SKU barcodes are more important than you might think.
Barcodes use item numbers or stock keeping units (SKUs) for your Amazon store. Barcodes help you reach your full sales potential, regardless of the size of your inventory, by keeping track of and managing your inventory in your warehouse. Many professional companies use SKU barcodes to manage their goods and sell them across multiple marketplaces, but why is it so beneficial? Here are five reasons why you should use barcodes with your business:
1. It’s Easy
Barcodes helps in many different ways, such as categorizing products easily, measuring inventory levels, purchasing accurate items, and helping make communication between you, the vendors and your customers smooth and efficient.

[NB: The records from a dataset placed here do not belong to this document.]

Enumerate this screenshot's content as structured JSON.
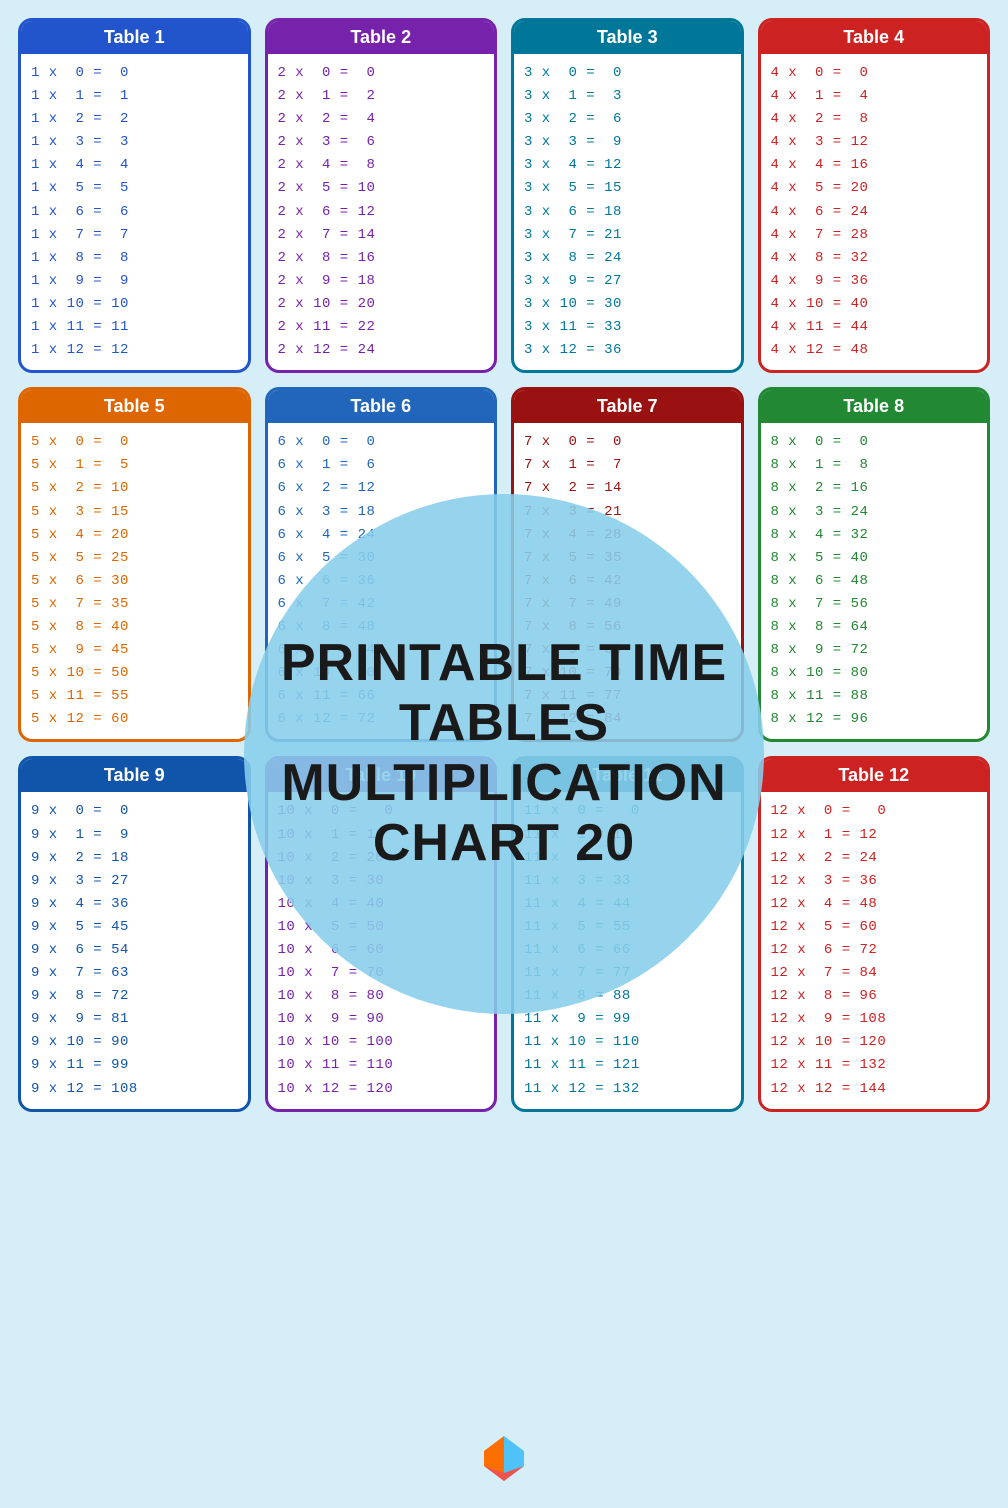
{
  "title": "PRINTABLE TIME TABLES MULTIPLICATION CHART 20",
  "background_color": "#d6eef8",
  "circle_color": "rgba(135,206,235,0.88)",
  "tables": [
    {
      "id": 1,
      "label": "Table 1",
      "color": "blue",
      "rows": [
        "1 x  0  =  0",
        "1 x  1  =  1",
        "1 x  2  =  2",
        "1 x  3  =  3",
        "1 x  4  =  4",
        "1 x  5  =  5",
        "1 x  6  =  6",
        "1 x  7  =  7",
        "1 x  8  =  8",
        "1 x  9  =  9",
        "1 x 10  = 10",
        "1 x 11  = 11",
        "1 x 12  = 12"
      ]
    },
    {
      "id": 2,
      "label": "Table 2",
      "color": "purple",
      "rows": [
        "2 x  0  =  0",
        "2 x  1  =  2",
        "2 x  2  =  4",
        "2 x  3  =  6",
        "2 x  4  =  8",
        "2 x  5  = 10",
        "2 x  6  = 12",
        "2 x  7  = 14",
        "2 x  8  = 16",
        "2 x  9  = 18",
        "2 x 10  = 20",
        "2 x 11  = 22",
        "2 x 12  = 24"
      ]
    },
    {
      "id": 3,
      "label": "Table 3",
      "color": "teal",
      "rows": [
        "3 x  0  =  0",
        "3 x  1  =  3",
        "3 x  2  =  6",
        "3 x  3  =  9",
        "3 x  4  = 12",
        "3 x  5  = 15",
        "3 x  6  = 18",
        "3 x  7  = 21",
        "3 x  8  = 24",
        "3 x  9  = 27",
        "3 x 10  = 30",
        "3 x 11  = 33",
        "3 x 12  = 36"
      ]
    },
    {
      "id": 4,
      "label": "Table 4",
      "color": "red",
      "rows": [
        "4 x  0  =  0",
        "4 x  1  =  4",
        "4 x  2  =  8",
        "4 x  3  = 12",
        "4 x  4  = 16",
        "4 x  5  = 20",
        "4 x  6  = 24",
        "4 x  7  = 28",
        "4 x  8  = 32",
        "4 x  9  = 36",
        "4 x 10  = 40",
        "4 x 11  = 44",
        "4 x 12  = 48"
      ]
    },
    {
      "id": 5,
      "label": "Table 5",
      "color": "orange",
      "rows": [
        "5 x  0  =  0",
        "5 x  1  =  5",
        "5 x  2  = 10",
        "5 x  3  = 15",
        "5 x  4  = 20",
        "5 x  5  = 25",
        "5 x  6  = 30",
        "5 x  7  = 35",
        "5 x  8  = 40",
        "5 x  9  = 45",
        "5 x 10  = 50",
        "5 x 11  = 55",
        "5 x 12  = 60"
      ]
    },
    {
      "id": 6,
      "label": "Table 6",
      "color": "blue2",
      "rows": [
        "6 x  0  =  0",
        "6 x  1  =  6",
        "6 x  2  = 12",
        "6 x  3  = 18",
        "6 x  4  = 24",
        "6 x  5  = 30",
        "6 x  6  = 36",
        "6 x  7  = 42",
        "6 x  8  = 48",
        "6 x  9  = 54",
        "6 x 10  = 60",
        "6 x 11  = 66",
        "6 x 12  = 72"
      ]
    },
    {
      "id": 7,
      "label": "Table 7",
      "color": "darkred",
      "rows": [
        "7 x  0  =  0",
        "7 x  1  =  7",
        "7 x  2  = 14",
        "7 x  3  = 21",
        "7 x  4  = 28",
        "7 x  5  = 35",
        "7 x  6  = 42",
        "7 x  7  = 49",
        "7 x  8  = 56",
        "7 x  9  = 63",
        "7 x 10  = 70",
        "7 x 11  = 77",
        "7 x 12  = 84"
      ]
    },
    {
      "id": 8,
      "label": "Table 8",
      "color": "green",
      "rows": [
        "8 x  0  =  0",
        "8 x  1  =  8",
        "8 x  2  = 16",
        "8 x  3  = 24",
        "8 x  4  = 32",
        "8 x  5  = 40",
        "8 x  6  = 48",
        "8 x  7  = 56",
        "8 x  8  = 64",
        "8 x  9  = 72",
        "8 x 10  = 80",
        "8 x 11  = 88",
        "8 x 12  = 96"
      ]
    },
    {
      "id": 9,
      "label": "Table 9",
      "color": "darkblue",
      "rows": [
        "9 x  0  =  0",
        "9 x  1  =  9",
        "9 x  2  = 18",
        "9 x  3  = 27",
        "9 x  4  = 36",
        "9 x  5  = 45",
        "9 x  6  = 54",
        "9 x  7  = 63",
        "9 x  8  = 72",
        "9 x  9  = 81",
        "9 x 10  = 90",
        "9 x 11  = 99",
        "9 x 12  = 108"
      ]
    },
    {
      "id": 10,
      "label": "Table 10",
      "color": "purple",
      "rows": [
        "10 x  0  =  0",
        "10 x  1  = 10",
        "10 x  2  = 20",
        "10 x  3  = 30",
        "10 x  4  = 40",
        "10 x  5  = 50",
        "10 x  6  = 60",
        "10 x  7  = 70",
        "10 x  8  = 80",
        "10 x  9  = 90",
        "10 x 10  = 100",
        "10 x 11  = 110",
        "10 x 12  = 120"
      ]
    },
    {
      "id": 11,
      "label": "Table 11",
      "color": "teal",
      "rows": [
        "11 x  0  =  0",
        "11 x  1  = 11",
        "11 x  2  = 22",
        "11 x  3  = 33",
        "11 x  4  = 44",
        "11 x  5  = 55",
        "11 x  6  = 66",
        "11 x  7  = 77",
        "11 x  8  = 88",
        "11 x  9  = 99",
        "11 x 10  = 110",
        "11 x 11  = 121",
        "11 x 12  = 132"
      ]
    },
    {
      "id": 12,
      "label": "Table 12",
      "color": "red",
      "rows": [
        "12 x  0  =  0",
        "12 x  1  = 12",
        "12 x  2  = 24",
        "12 x  3  = 36",
        "12 x  4  = 48",
        "12 x  5  = 60",
        "12 x  6  = 72",
        "12 x  7  = 84",
        "12 x  8  = 96",
        "12 x  9  = 108",
        "12 x 10  = 120",
        "12 x 11  = 132",
        "12 x 12  = 144"
      ]
    }
  ]
}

Barcodes are easy to implement and keep track of; instead of having to input unique individual numbers for each product, you can easily scan in or out a piece of inventory and have it register automatically in your inventory management system. The data on that item can then be recalled at any time with a simple scan, and be accessible from all devices.
2. It’s Accurate
Barcode implementation helps ensure that an item is never double counted, lost, or mislabeled. By attaching a barcode to each product in your inventory, you can also easily keep track of how much of a particular type of product you have. This can be beneficial when measuring inventory levels and deciding on numbers like safety stock. Additionally, if you want to sell your product across multiple sales channels such as Amazon, eBay, Walmart, or Shopify, these channels require an SKU or UPC to list your product. If you already have SKUs assigned to your products, it will be easier for you to match different listings of the same product amongst all your online channels. If you use an inventory management software, it will act as a sort of hub for all your sales channels by connecting to other sales channels and feeding them the correct inventory quantity for the right product.
3. It’s Cost-Effective
Implementing barcodes in your warehouse is very cost-effective! Each barcode label only costs a few cents, and all will be compatible with an inventory management system, ensuring that they work every time. Additionally, barcode implementation cuts down on work and training time, which will improve overhead costs and save you money by increasing productivity. Finally, implementing SKU barcodes ensures that you do not tie up money in accidentally ordering excess inventory, which can save you money in the long run.
4. It’s Accessible
Barcode technology is simple and accessible to implement and can be used in a variety of ways. Additionally, the technology is everywhere and internationally recognized, which helps when selling overseas. Every experienced merchant knows that the best way to search and find a product is the SKU code or the UPC code. Barcodes also help other retailers search for your product and find your store. WMS systems like Logiwa help manage barcode data and provide access to it in real-time.
5. It’s Secure
Barcodes not only streamline the sales process but also leave less room for errors. Without a barcode, it is impossible to tell whether a returned item truly came from your store. For example, if you sell dish soap and someone returns it to your store, you have no way of telling whether the dish soap being returned is truly from your store, or if it is from somewhere else. Barcodes make sure your inventory is secure and free from fraud situations like this. It also keeps track of all your inventory and allows your system to pool data from a quick scan, which can help when having to report exact numbers for taxes or other purposes. Barcodes provide the security of knowing that your inventory is accurate and error-free, and that you have data for it always.
Written by Erhan Musaoglu
Erhan Musaoglu is the CEO and Co-Founder of Logiwa.